Interview with Luis Dubuc of The Secret Handshake

The Secret HandshakeWhen Luis Dubuc cites Steve Urkel and Laura Winslow from Family Matters as inspiration for some of the tracks on The Secret Handshake’s newest delivery, it’s a pretty good indication that fans will be in for quite a ride.

Dubuc, the mastermind behind the one-man electro pop group says he has largely drawn on the ‘90s as inspiration for the band’s newest delivery, My Name Up In Lights. Exploring love and schoolboy issues in a cheeky, innocent and unsuspecting manner, Dubuc takes The Aquarian behind the scenes and discusses the making of his new record, which reached number 17 on the Billboard Heatseekers chart.

I believe you think your first record was a bit of a mess, right?

Yeah, totally. When you first make a record, it’s hard to believe that there are songs that might not fit. You just want to put them all on there, for some reason. I think it’s a good record, and I’m proud of it but it’s definitely a little bit of a mess. The new one is a lot more one-directional.

And what sort of direction is that?

I would say more upbeat. It’s way more upbeat, way more straightforward. It’s still electronic at times but it’s not electronic to be electronic, it’s more like, if it calls for it, you know.

You draw a lot on the ‘90s—TV shows and movies. Why did you decide to do that?

It’s just what I was into when I was growing up. When I moved to Canada from Venezuela, Spanish was my first language. I couldn’t speak English and I learned to speak English from watching television. I grew up watching Bob Barker on TV and my mom said one of the first things I ever said in English was ‘A new car.’ That was a really good part of my life, and I felt like it would be something that a lot of people maybe could relate to, especially a lot of my fans.

Did you get ‘a new car’ from Night Rider?

Bob Barker says ‘A new car.’ But I definitely loved Night Rider.

What other TV shows have inspired you?

I would say Family Matters and all the ‘80s Eddie Murphy movies, like Trading Places and Coming To America. A lot of music in these movies, the music from Bevery Hills Cop, and all the background music, as well as the music from the original Transformers record—all of that totally influenced my record.

You’ve got a lot of schoolboy themes and themes about love. It’s a very happy-go-lucky kind of record. Are you a happy-go-lucky guy?

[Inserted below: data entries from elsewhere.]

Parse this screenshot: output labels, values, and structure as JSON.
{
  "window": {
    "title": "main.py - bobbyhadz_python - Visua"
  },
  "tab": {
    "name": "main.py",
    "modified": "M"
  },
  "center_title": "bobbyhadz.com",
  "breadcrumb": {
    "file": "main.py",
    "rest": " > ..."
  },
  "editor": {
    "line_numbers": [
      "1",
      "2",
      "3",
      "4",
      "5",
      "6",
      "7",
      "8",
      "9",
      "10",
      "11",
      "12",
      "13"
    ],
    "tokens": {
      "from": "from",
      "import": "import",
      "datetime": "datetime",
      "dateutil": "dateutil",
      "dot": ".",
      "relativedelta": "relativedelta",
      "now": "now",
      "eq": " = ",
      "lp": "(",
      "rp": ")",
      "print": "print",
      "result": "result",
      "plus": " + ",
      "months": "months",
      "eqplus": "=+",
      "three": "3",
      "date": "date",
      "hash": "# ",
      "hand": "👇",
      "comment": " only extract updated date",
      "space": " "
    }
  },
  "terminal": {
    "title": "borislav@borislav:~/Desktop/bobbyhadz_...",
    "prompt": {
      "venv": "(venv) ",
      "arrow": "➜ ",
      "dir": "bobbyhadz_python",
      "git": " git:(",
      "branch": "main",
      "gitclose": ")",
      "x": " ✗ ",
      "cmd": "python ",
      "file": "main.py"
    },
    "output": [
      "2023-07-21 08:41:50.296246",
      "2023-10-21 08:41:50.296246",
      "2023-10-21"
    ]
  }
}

I think I am. I feel like the last record maybe I wasn’t. And I got engaged and I have a fiancé and we’re getting married soon, and all that kind of played into the theme of the record.

I read that you don’t believe on drawing on hardship or pain to make music. It’s much more of a positive thing for you?

Yeah, definitely. I feel like music should be an escape for people—I just wanted to make music for people to feel positive and have a great time. My record is more of a driving record for a sunny day.

So you recorded and produced this one all on your own?

Yep, I did it at home.

Why did you choose to do it that way?

When it came to time to do the last record, I didn’t feel like the songs were really done—and this way there was no rush. I got to do it on my own time and work when I wanted to work. That was really good because I got to work on the songs a bit more instead of just recording.